Case Study: Princedale Road: A Contemporary Steel Staircase
“The nature of steel allows the structural part of the staircase to remain invisible, creating an architectural illusion…”
OLBC recently completed a full-house refurbishment project on Princedale Road, in Kensington, west London. Our clients wanted to achieve a modern, minimalist feel inside their Victorian family home. One of the challenges was to replace the traditional timber staircase with turned spindles with a sleek steel framed staircase, clad in oak and finished with a contemporary black balustrade.
Staircases, although functional, can make stunning features. In this case, the clean lines create a sense of orderliness as you pass through each floor.

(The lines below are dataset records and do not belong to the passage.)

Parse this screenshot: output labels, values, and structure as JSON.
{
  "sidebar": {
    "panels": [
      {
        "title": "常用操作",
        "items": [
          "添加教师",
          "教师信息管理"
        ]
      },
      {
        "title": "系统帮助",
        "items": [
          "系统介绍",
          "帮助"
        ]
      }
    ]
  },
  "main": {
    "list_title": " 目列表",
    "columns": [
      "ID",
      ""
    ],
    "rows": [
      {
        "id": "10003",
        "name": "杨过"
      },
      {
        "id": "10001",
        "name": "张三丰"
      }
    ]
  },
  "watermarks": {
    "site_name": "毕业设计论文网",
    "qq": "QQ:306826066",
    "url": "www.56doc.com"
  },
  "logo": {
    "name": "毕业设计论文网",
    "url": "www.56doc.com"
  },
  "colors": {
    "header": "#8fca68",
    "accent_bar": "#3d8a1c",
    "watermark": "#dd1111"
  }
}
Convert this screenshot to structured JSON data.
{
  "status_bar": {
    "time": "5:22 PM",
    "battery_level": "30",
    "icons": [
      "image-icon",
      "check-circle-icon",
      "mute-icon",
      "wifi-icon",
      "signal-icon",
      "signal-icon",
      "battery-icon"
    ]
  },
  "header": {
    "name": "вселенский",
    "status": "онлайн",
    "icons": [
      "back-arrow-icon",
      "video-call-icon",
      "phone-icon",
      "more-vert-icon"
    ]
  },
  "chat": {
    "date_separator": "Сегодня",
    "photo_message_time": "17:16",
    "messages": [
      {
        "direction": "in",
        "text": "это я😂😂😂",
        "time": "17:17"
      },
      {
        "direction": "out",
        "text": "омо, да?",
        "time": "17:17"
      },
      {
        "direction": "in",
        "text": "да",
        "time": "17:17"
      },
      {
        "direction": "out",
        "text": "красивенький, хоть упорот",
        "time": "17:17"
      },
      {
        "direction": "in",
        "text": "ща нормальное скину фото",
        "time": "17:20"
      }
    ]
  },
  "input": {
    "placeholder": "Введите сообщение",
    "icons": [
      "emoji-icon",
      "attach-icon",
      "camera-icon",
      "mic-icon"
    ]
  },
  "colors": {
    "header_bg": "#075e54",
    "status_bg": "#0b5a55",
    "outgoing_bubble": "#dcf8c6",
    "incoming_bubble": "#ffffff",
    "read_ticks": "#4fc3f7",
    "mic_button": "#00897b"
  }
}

- The steel staircase creates striking impact, set amongst the monochrome interior.
- The contrasting lines draws attention to the depth of space between the roof light two floors above.
- The glass balustrade creates a feeling of openness and allows the light to flood in from the roof light, exposing the span of bare walls.
- And at the heart of the home is a spectacular slice of architectural drama.
Line and Space
The most distinctive element of a contemporary style interior design is line. Due to the nature of steel, there is no margin for error. The results are completely objective. Small measurements create huge impacts, which is why it is key to get the proportions right from the very beginning.
The Steelwork Process
Tim B, whom sourced and installed the steelwork, engineered the design with laser precision.
Tim works for one of the most successful steel companies in the UK, which designs, supplies and installs steel for over forty projects daily. Tim’s scope of work is vast, ranging from structural beams through to quirkier designs, including designing the winning post for the Derby.
Tim has an art degree, where he learned about three-dimensional design, which taught him to channel his creativity in a productive and functional way. I spoke with Tim about how he moved through the process of engineering the staircase.
“Design production combines a critical and investigative approach to objects. However, I always use my gut instinct, drawing mental dots from one line and another.”
Tim engineered the staircase to enable the stringers (which support the weight of the steel) to become invisible, by recessing them into plaster. 3D mock-ups were used to ensure the product was perfect before it was put into production.
There are three flights of stairs, each with a slight difference, illustrating the changes in the structural parameters.
A full height glass balustrade fixed to the staircase with top line recessed to the ceiling for a sleek overall appearance.
We can transform your home, while remaining sympathetic to its unique historical charm. Send a message to one of our experts today to learn more about how we could work with you.
Words and photography by Emma Coady, Marketing Manager for OLBC